With the past few months seeming to feel like “the summer of weddings,” I’m happy to say that I was one of many that got hitched during this COVID-postponed wedding season. Like most premarital couples, we spent the time leading up to our wedding receiving counsel from our pastor and ensuring we discussed important topics prior to making this commitment.
Looking back on how my husband and I went from two awkward homecoming dates that mostly talked over Snapchat to now sharing a home, a dog, and lifelong values, there are some key things that come to mind that I believe hold true for most married couples:
I’ve only been a newlywed for about a month now, but I can confidently say that these early on conversations have ensured a successful long-term relationship.
The dating process is just qualifying a person to see if they are a good match for you.

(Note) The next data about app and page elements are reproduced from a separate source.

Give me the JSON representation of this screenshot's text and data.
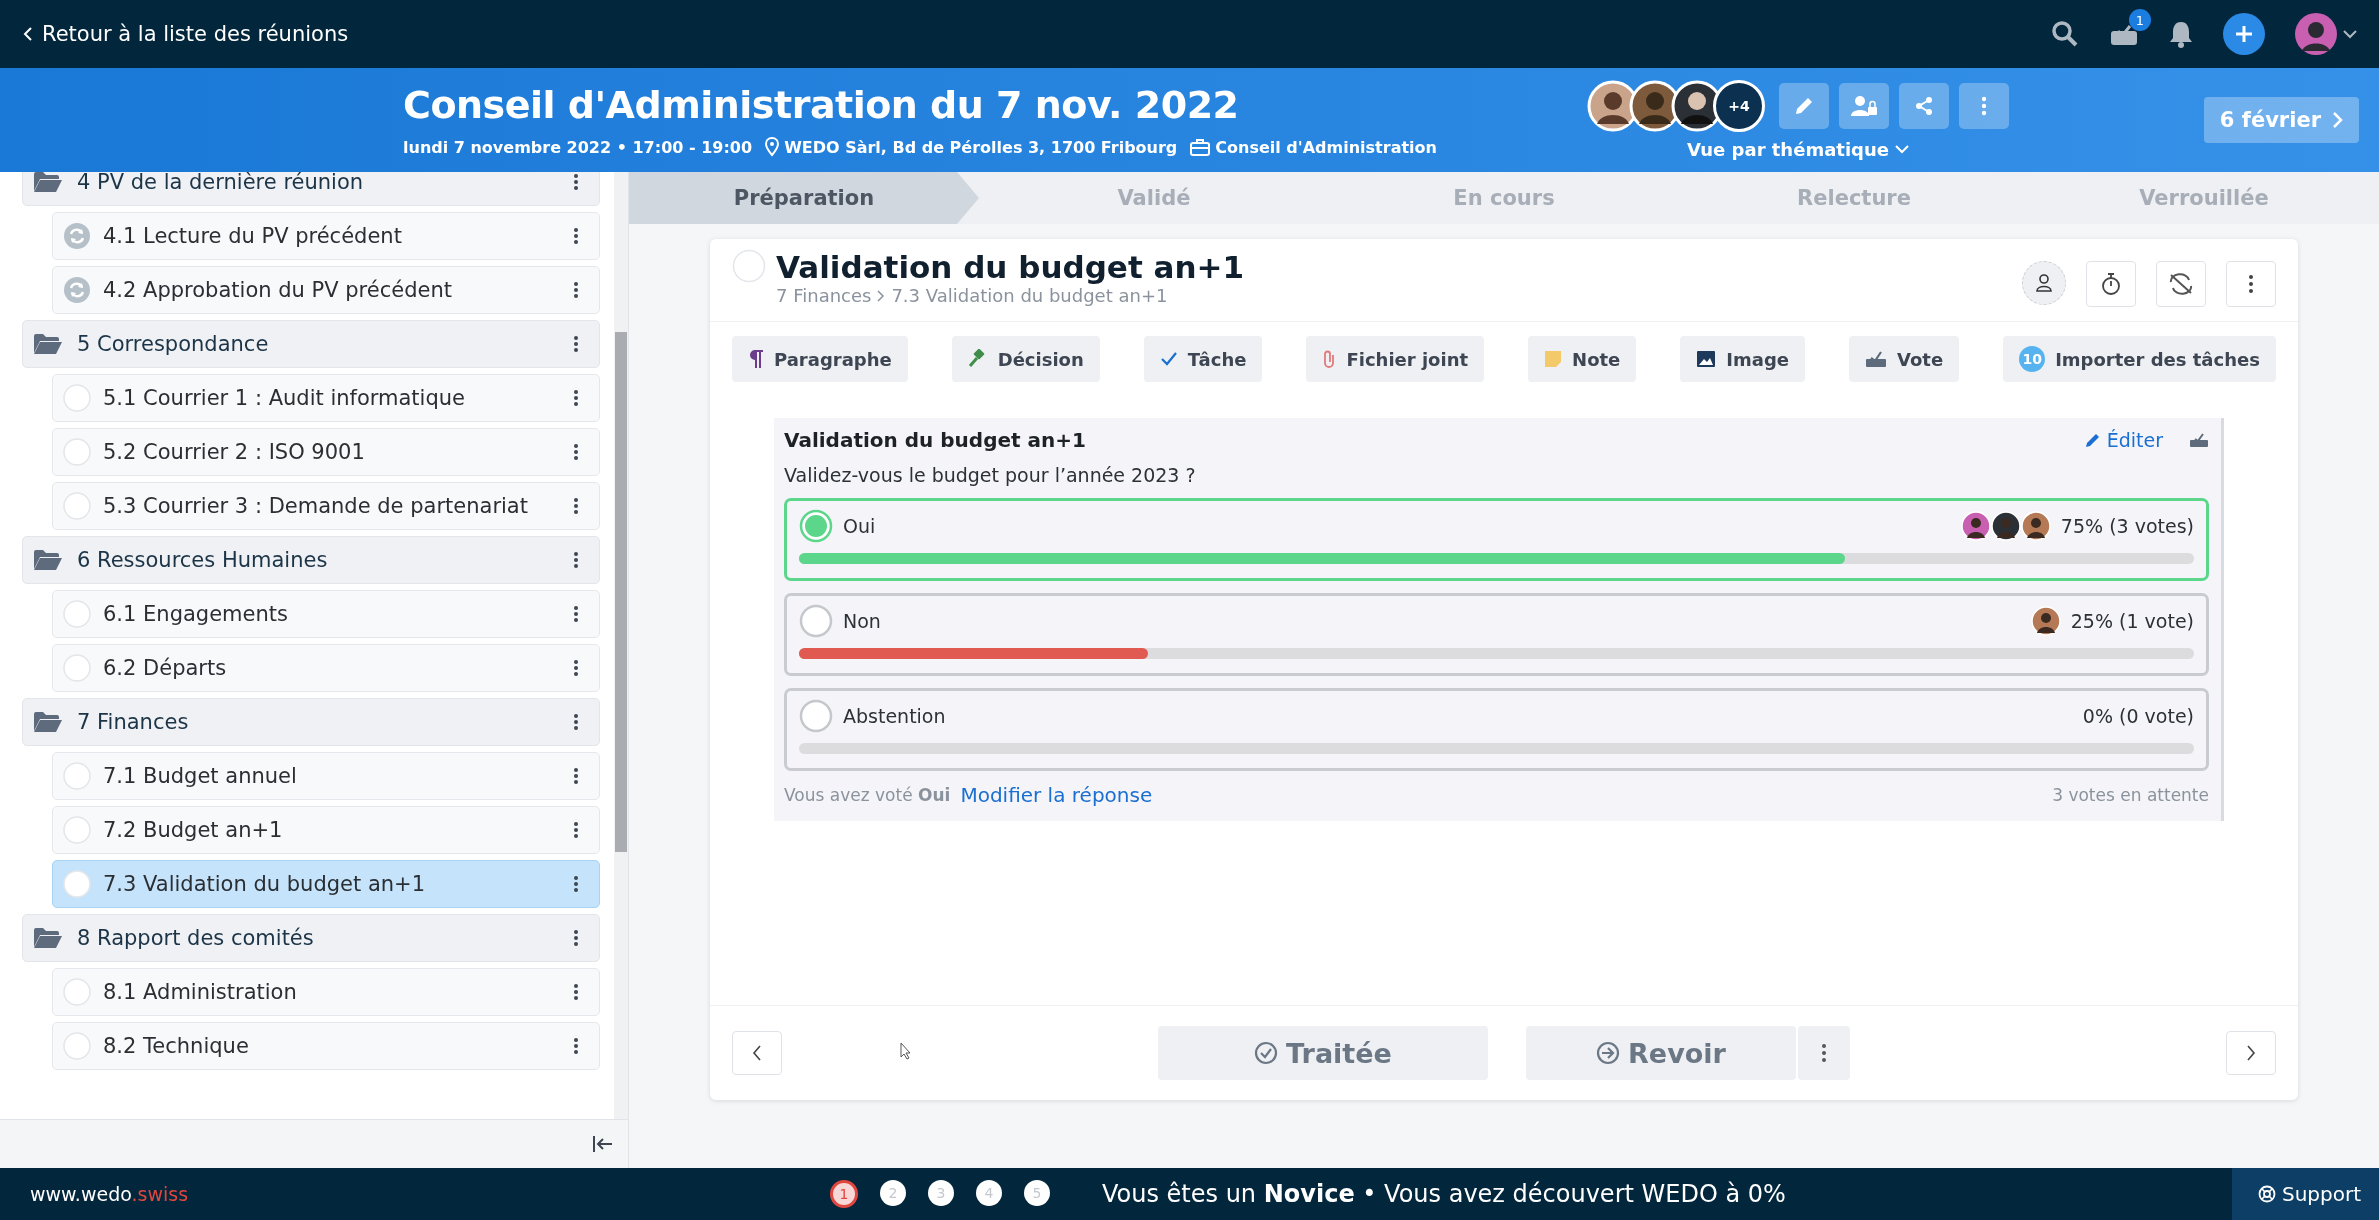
{
  "topbar": {
    "back_link": "Retour à la liste des réunions",
    "notification_badge": "1"
  },
  "meeting": {
    "title": "Conseil d'Administration du 7 nov. 2022",
    "date": "lundi 7 novembre 2022 • 17:00 - 19:00",
    "location": "WEDO Sàrl, Bd de Pérolles 3, 1700 Fribourg",
    "organization": "Conseil d'Administration",
    "participants_more": "+4",
    "view_selector": "Vue par thématique",
    "next_meeting": "6 février"
  },
  "sidebar": {
    "sections": [
      {
        "label": "4 PV de la dernière réunion",
        "children": [
          {
            "label": "4.1 Lecture du PV précédent",
            "kind": "recurring",
            "selected": false
          },
          {
            "label": "4.2 Approbation du PV précédent",
            "kind": "recurring",
            "selected": false
          }
        ]
      },
      {
        "label": "5 Correspondance",
        "children": [
          {
            "label": "5.1 Courrier 1 : Audit informatique",
            "kind": "open",
            "selected": false
          },
          {
            "label": "5.2 Courrier 2 : ISO 9001",
            "kind": "open",
            "selected": false
          },
          {
            "label": "5.3 Courrier 3 : Demande de partenariat",
            "kind": "open",
            "selected": false
          }
        ]
      },
      {
        "label": "6 Ressources Humaines",
        "children": [
          {
            "label": "6.1 Engagements",
            "kind": "open",
            "selected": false
          },
          {
            "label": "6.2 Départs",
            "kind": "open",
            "selected": false
          }
        ]
      },
      {
        "label": "7 Finances",
        "children": [
          {
            "label": "7.1 Budget annuel",
            "kind": "open",
            "selected": false
          },
          {
            "label": "7.2 Budget an+1",
            "kind": "open",
            "selected": false
          },
          {
            "label": "7.3 Validation du budget an+1",
            "kind": "open",
            "selected": true
          }
        ]
      },
      {
        "label": "8 Rapport des comités",
        "children": [
          {
            "label": "8.1 Administration",
            "kind": "open",
            "selected": false
          },
          {
            "label": "8.2 Technique",
            "kind": "open",
            "selected": false
          }
        ]
      }
    ]
  },
  "steps": [
    {
      "label": "Préparation",
      "selected": true
    },
    {
      "label": "Validé",
      "selected": false
    },
    {
      "label": "En cours",
      "selected": false
    },
    {
      "label": "Relecture",
      "selected": false
    },
    {
      "label": "Verrouillée",
      "selected": false
    }
  ],
  "topic": {
    "title": "Validation du budget an+1",
    "breadcrumb": [
      "7 Finances",
      "7.3 Validation du budget an+1"
    ],
    "tools": [
      {
        "label": "Paragraphe",
        "kind": "paragraph"
      },
      {
        "label": "Décision",
        "kind": "decision"
      },
      {
        "label": "Tâche",
        "kind": "task"
      },
      {
        "label": "Fichier joint",
        "kind": "attachment"
      },
      {
        "label": "Note",
        "kind": "note"
      },
      {
        "label": "Image",
        "kind": "image"
      },
      {
        "label": "Vote",
        "kind": "vote"
      },
      {
        "label": "Importer des tâches",
        "kind": "import",
        "count": "10"
      }
    ]
  },
  "vote": {
    "title": "Validation du budget an+1",
    "edit": "Éditer",
    "question": "Validez-vous le budget pour l’année 2023 ?",
    "options": [
      {
        "label": "Oui",
        "selected": true,
        "level": 0.75,
        "color": "#5cd68b",
        "result": "75% (3 votes)",
        "voters": [
          {
            "kind": "avatar"
          },
          {
            "kind": "avatar"
          },
          {
            "kind": "avatar"
          }
        ]
      },
      {
        "label": "Non",
        "selected": false,
        "level": 0.25,
        "color": "#e05a52",
        "result": "25% (1 vote)",
        "voters": [
          {
            "kind": "avatar"
          }
        ]
      },
      {
        "label": "Abstention",
        "selected": false,
        "level": 0,
        "color": "#cccccc",
        "result": "0% (0 vote)"
      }
    ],
    "my_vote": "Vous avez voté **Oui**",
    "change_link": "Modifier la réponse",
    "pending": "3 votes en attente"
  },
  "actions": {
    "done": "Traitée",
    "review": "Revoir"
  },
  "footer": {
    "site_name": "www.wedo",
    "site_suffix": ".swiss",
    "levels": [
      {
        "label": "1",
        "selected": true
      },
      {
        "label": "2",
        "selected": false
      },
      {
        "label": "3",
        "selected": false
      },
      {
        "label": "4",
        "selected": false
      },
      {
        "label": "5",
        "selected": false
      }
    ],
    "message": "Vous êtes un **Novice** • Vous avez découvert WEDO à 0%",
    "support": "Support"
  }
}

Businesses similarly do this every day with potential customers. While we like to think of our relationships with clients as transactional, we get much more invested than we’d like to admit.
Instead of being afraid of commitment and accepting any and all customers, businesses can learn to qualify early on before ending up divorced, broke, and having wasted resources (time, assets, emotions) on the wrong prospect. When you’re willing to put this effort in, it’s possible to have mutually beneficial professional relationships.
So, why isn’t this as simple as it seems? Nobody wants to be in a toxic, draining relationship, but we often find ourselves there when it feels too comfortable or risky to break it off. These clients may pay well, have a separate or personal relationship with someone in the business, or be a long-time customer. But if they don’t fit the qualifications you have for an ideal customer, it’s not meant to be.
Not cutting ties with an unqualified client is like staying in touch with an ex who you know you’ll never get back together with: unhealthy, exhausting, and a waste of time.
How can we start weaning out the unqualified clients and attracting the ideal ones? Each contract you enter with any potential customer should be treated like a marriage proposal. At this point, you have communicated your values and aligned on expectations already and now you are just agreeing to the formal commitment.
With this mindset, we are much less likely to “date” any potential client without the intention of them being a long-term commitment. Similarly, we are much less likely to take on a “side project” for an unqualified client, as this would only distract you from the current marriage(s) you have already entered into.
If you are wondering what a healthy client relationship may look like, here are some key qualities to look for:
Since each business is unique and holds their own set of values, it is beneficial to define what your qualifiers are to make the dating process more smooth. This allows you to identify disqualifiers early on and exit the relationship before it even begins.
At Only Co., these are the key things that show we would work well together:
Of course, a relationship with the most ideal client won’t flourish unless you are an ideal partner. Here are tips on how you, the business, can set your client up for success:
Once you have your unique qualifiers identified, you will often find that when you deviate from these rules, those relationships usually expend much more energy than they were worth - and then you are back to square one trying to find a qualified candidate. Staying true to your qualifiers can often make you feel like you are losing out on opportunities, but living into them will pay off by ideally having only qualified relationships down the road. This allows your business to live into its value propositions, to grow with good clients, and eventually scale your business.
“A good marriage is one where each partner suspects they got the better deal” - Anonymous
Like any relationship, the professional ones are a day to day effort and require grace, uncomfortability, and empathy. The future of your business is like the children you raise - it will one day be your legacy.
Knowing that our clients help define our business, who do you want to partner with today to nurture that future?
During our chat with Rob, we talked about how his path in economics during college ultimately led him to becoming CEO of a finance company.